The Latitude D400 weighs 3.7 pounds, measures 1 inch thick and incorporates a 12-inch display, wireless networking and--the processor behind its Centrino chip family for wireless notebooks.
The notebook is the thinnest and lightest model in the Latitude D line, according to Dell.
The D400 will initially come only with 1.3GHz or 1.4GHz versions of the Pentium M. Other Latitude D models can be ordered with a 1.6GHz Pentium M. But Dell plans to offer faster versions of the chip in the D400 in the near future, a company representative said.
Dell's representative declined to say which Pentium M clock speeds will be offered, but Intel is expected to deliver a 1.7GHz Pentium M soon, making that chip a good bet for inclusion in the D400.

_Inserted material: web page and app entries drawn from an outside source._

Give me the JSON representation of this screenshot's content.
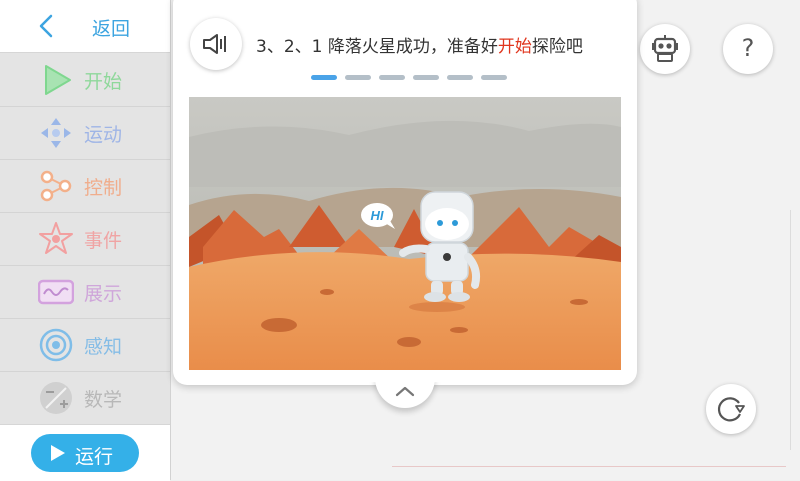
{
  "sidebar": {
    "back_label": "返回",
    "categories": [
      {
        "label": "开始",
        "icon": "play-triangle-icon",
        "color": "#7fd78f",
        "text_color": "#8fd89b"
      },
      {
        "label": "运动",
        "icon": "move-arrows-icon",
        "color": "#9bb7e8",
        "text_color": "#9fb5e6"
      },
      {
        "label": "控制",
        "icon": "branch-nodes-icon",
        "color": "#f3b08a",
        "text_color": "#f0ad8c"
      },
      {
        "label": "事件",
        "icon": "star-atom-icon",
        "color": "#f2a0a0",
        "text_color": "#f0a4a4"
      },
      {
        "label": "展示",
        "icon": "wave-screen-icon",
        "color": "#d3a2de",
        "text_color": "#cfa6da"
      },
      {
        "label": "感知",
        "icon": "signal-icon",
        "color": "#7fbde8",
        "text_color": "#86bde6"
      },
      {
        "label": "数学",
        "icon": "math-symbols-icon",
        "color": "#bdbdbd",
        "text_color": "#b8b8b8"
      }
    ],
    "run_label": "运行"
  },
  "tutorial": {
    "caption_before": "3、2、1 降落火星成功，准备好",
    "caption_highlight": "开始",
    "caption_after": "探险吧",
    "steps_total": 6,
    "step_current": 1,
    "speech_bubble": "HI"
  },
  "colors": {
    "accent": "#34b0e8",
    "highlight": "#e0361e"
  }
}
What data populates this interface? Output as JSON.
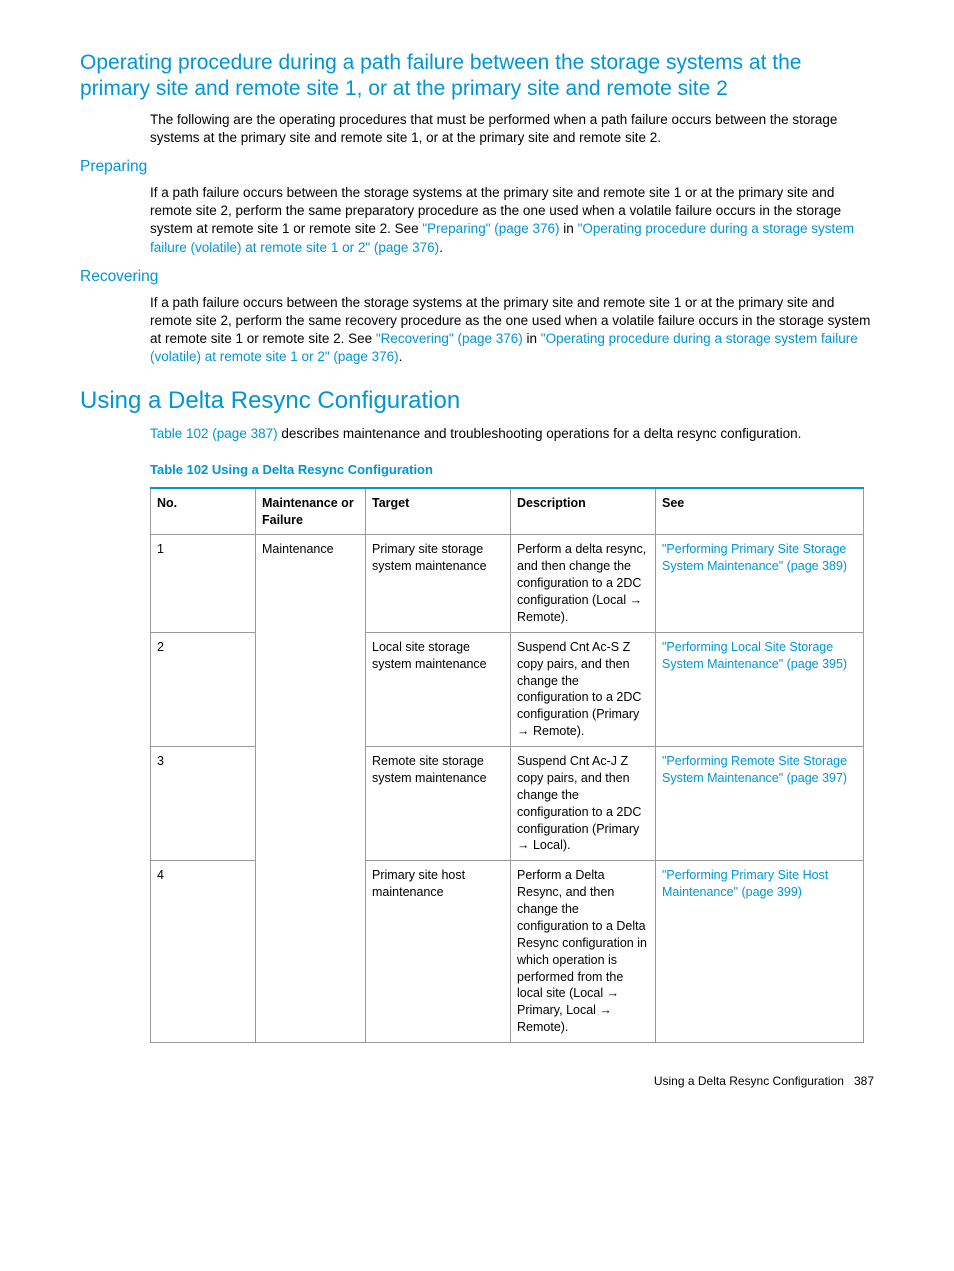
{
  "heading1": "Operating procedure during a path failure between the storage systems at the primary site and remote site 1, or at the primary site and remote site 2",
  "para1": "The following are the operating procedures that must be performed when a path failure occurs between the storage systems at the primary site and remote site 1, or at the primary site and remote site 2.",
  "preparing": {
    "title": "Preparing",
    "text_before": "If a path failure occurs between the storage systems at the primary site and remote site 1 or at the primary site and remote site 2, perform the same preparatory procedure as the one used when a volatile failure occurs in the storage system at remote site 1 or remote site 2. See ",
    "link1": "\"Preparing\" (page 376)",
    "mid": " in ",
    "link2": "\"Operating procedure during a storage system failure (volatile) at remote site 1 or 2\" (page 376)",
    "after": "."
  },
  "recovering": {
    "title": "Recovering",
    "text_before": "If a path failure occurs between the storage systems at the primary site and remote site 1 or at the primary site and remote site 2, perform the same recovery procedure as the one used when a volatile failure occurs in the storage system at remote site 1 or remote site 2. See ",
    "link1": "\"Recovering\" (page 376)",
    "mid": " in ",
    "link2": "\"Operating procedure during a storage system failure (volatile) at remote site 1 or 2\" (page 376)",
    "after": "."
  },
  "heading2": "Using a Delta Resync Configuration",
  "para2_link": "Table 102 (page 387)",
  "para2_rest": " describes maintenance and troubleshooting operations for a delta resync configuration.",
  "table_caption": "Table 102 Using a Delta Resync Configuration",
  "headers": {
    "no": "No.",
    "mf": "Maintenance or Failure",
    "target": "Target",
    "desc": "Description",
    "see": "See"
  },
  "rows": [
    {
      "no": "1",
      "mf": "Maintenance",
      "target": "Primary site storage system maintenance",
      "desc": "Perform a delta resync, and then change the configuration to a 2DC configuration (Local → Remote).",
      "see": "\"Performing Primary Site Storage System Maintenance\" (page 389)"
    },
    {
      "no": "2",
      "target": "Local site storage system maintenance",
      "desc": "Suspend Cnt Ac-S Z copy pairs, and then change the configuration to a 2DC configuration (Primary → Remote).",
      "see": "\"Performing Local Site Storage System Maintenance\" (page 395)"
    },
    {
      "no": "3",
      "target": "Remote site storage system maintenance",
      "desc": "Suspend Cnt Ac-J Z copy pairs, and then change the configuration to a 2DC configuration (Primary → Local).",
      "see": "\"Performing Remote Site Storage System Maintenance\" (page 397)"
    },
    {
      "no": "4",
      "target": "Primary site host maintenance",
      "desc": "Perform a Delta Resync, and then change the configuration to a Delta Resync configuration in which operation is performed from the local site (Local → Primary, Local → Remote).",
      "see": "\"Performing Primary Site Host Maintenance\" (page 399)"
    }
  ],
  "footer_text": "Using a Delta Resync Configuration",
  "footer_page": "387"
}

While the D400's main claim to fame will be performance in a small package, the notebook also shares common components, such as drives and docking stations, with other models in the Latitude D family. The D400 itself does not include bays for optical or floppy drives, but it offers a special external-drive bay to house and connect to them.
Prices on the D400 will start at $1,499 and include a 1.3GHz Pentium M, 128MB of RAM, a 20GB hard drive and Intel's 802.11b wireless module. The notebook also incorporates a smart-card reader.
Since March, Dell has: the D500, D600 and D800. It is expected to add one more new model, an even smaller Latitude X300 mini-notebook model, later in the year.